    By the way, if you price hourly plan on having to service almost twice as many accounts to make the same $$$! Most reputable companies do not price by the hour, regardless of what the customer may tell you.

    I have a very large account that insists on hourly plowing. They are getting a per plow bid from me, regardless. They can take it or leave it. I'd rather make money than have bragging rights.
     
    Last edited: Jul 28, 2002
  3. karl klein

    karl klein Senior Member
    Messages: 557

    i bid jobs like that as a per push rate and do include salting of just the main drags. we don't salt the hole lot unless we have a ice storm wich there is a price for those services. also you must beware that as the snow gets deeper it will cost you alot more and must figure for that.
     
  4. cat320

    cat320 2000 Club Member
    Messages: 2,223

    well you could do it by the hour but just make it enought to cover your equipment for example $80 for a dump/pick up,$100 for a loader and just have a min like 4 hours and charge for all equipment that will be needed to do job .Or do it by the inch and have a loader there at all times to service them but let them know that it is there for them only and get the mony for it weather it snows or not.I may not have said it right but i'm sure some one can hepl clearify it.
     
  5. nsmilligan

    nsmilligan PlowSite.com Veteran
    Messages: 704

    I look at about 30 to 35 services per season in my climate, and I look in the range of about 15 cents/per sq ft per season. See how those numbers crunch in your area. Don't be afraid of be underbid I've had it happen to me over the years, but every contract I've had that was underbid I got back because they didn't provide the same level of service. #1 You've got to make a profit. # 2 We are a service industry, just like restrauants, the customer is always right!

    Bill
    PS Most commerical lots will state in the bid specifications how they want the conctrct bid.ie per push, annually, per hour etc
    My experience is that big corps want an annual price so they know what to budget regardless of what happens that winter.
     
    Last edited: Jul 28, 2002
  6. Lawn Lad

    Lawn Lad Senior Member
    Messages: 407

    Per hour bidding means you'll never make more than $xx/hour and there is no incentive for you to use more efficient equipment like a snow pusher on a backhoe or skid which would be equivalent to two or three trucks. Since the owner won't give you $300/hr for that pusher box - you'll have to fudge your numbers to make up for it if you do use it. Bid it per push or seasonal.

    Look at SIMA's Consumer TIps page on their website. They have a four color brochure you can send with your bids that includes similar informaiton.

    http://www.sima.org/consumertip.cfm?poll=phase1
     
  7. Dan Schulte

    Dan Schulte Junior Member
    Messages: 26

    Lowes Bid

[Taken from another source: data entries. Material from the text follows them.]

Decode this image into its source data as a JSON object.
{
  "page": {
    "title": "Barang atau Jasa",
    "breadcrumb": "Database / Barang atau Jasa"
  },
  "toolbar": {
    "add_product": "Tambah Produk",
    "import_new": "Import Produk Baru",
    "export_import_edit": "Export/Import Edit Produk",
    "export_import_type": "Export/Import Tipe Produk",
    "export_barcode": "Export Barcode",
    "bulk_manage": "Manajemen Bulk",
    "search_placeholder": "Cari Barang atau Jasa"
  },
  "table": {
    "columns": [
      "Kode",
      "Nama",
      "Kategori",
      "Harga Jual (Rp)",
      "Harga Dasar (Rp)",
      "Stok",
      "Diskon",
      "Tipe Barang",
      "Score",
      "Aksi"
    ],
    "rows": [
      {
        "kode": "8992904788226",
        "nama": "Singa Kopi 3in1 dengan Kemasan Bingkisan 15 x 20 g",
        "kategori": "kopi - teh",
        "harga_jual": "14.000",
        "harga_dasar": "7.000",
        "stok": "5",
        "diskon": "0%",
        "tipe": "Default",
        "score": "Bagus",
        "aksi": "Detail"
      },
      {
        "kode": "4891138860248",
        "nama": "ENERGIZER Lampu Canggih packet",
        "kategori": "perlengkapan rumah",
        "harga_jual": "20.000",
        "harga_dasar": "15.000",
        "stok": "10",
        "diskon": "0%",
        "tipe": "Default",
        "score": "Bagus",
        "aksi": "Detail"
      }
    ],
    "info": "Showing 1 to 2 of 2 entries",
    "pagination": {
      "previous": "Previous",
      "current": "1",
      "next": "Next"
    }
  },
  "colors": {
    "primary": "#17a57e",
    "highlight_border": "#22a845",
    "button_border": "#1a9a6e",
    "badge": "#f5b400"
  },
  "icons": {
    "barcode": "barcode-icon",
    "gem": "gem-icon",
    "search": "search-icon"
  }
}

    Just read your thread on Lowes. I do 4 Lowes stores in Michigan. If you didnt get it in 2002 and want it in 2003 or 2004 heres what I did. First we went and got the lawn contracts (if you do lawns). Spent the whole spring and summer pushing the snow on the managers and admin clerks. Meet the didtrict manager. While many managers make their own decisions alot of them go through district first. Remember every negative or unhappy comment they make about previous contractors. Stay on them every month for selling your services. The managers are trained sales animals and respect a good follow through on sales. Tailor your bid and presentation to their needs and especially towards correcting their past problems no matter how minor. The district here just signed 5 year deals with me on 4 stores for lawns and salt. I buy the salt from them at cost and bill them back at the same price plus labor and vehicle use charges per hour. This way the manager gets sales numbers for the salt and you have salt stored at the site for your use. No transporting salt and you pay no mark up. I get salt at $2.50 per 50lb bag. They pay per push and by snow increments. I go at 1-5/ 6-9/ 10-13 and then the sky over 13 inches. I am hoping to get 3-5 more stores this spring. Remeber though, sell the snow in summer and the lawns in winter. Long reply but you can make some decent money off Lowes if you tkae care of them. They HAVE to look good.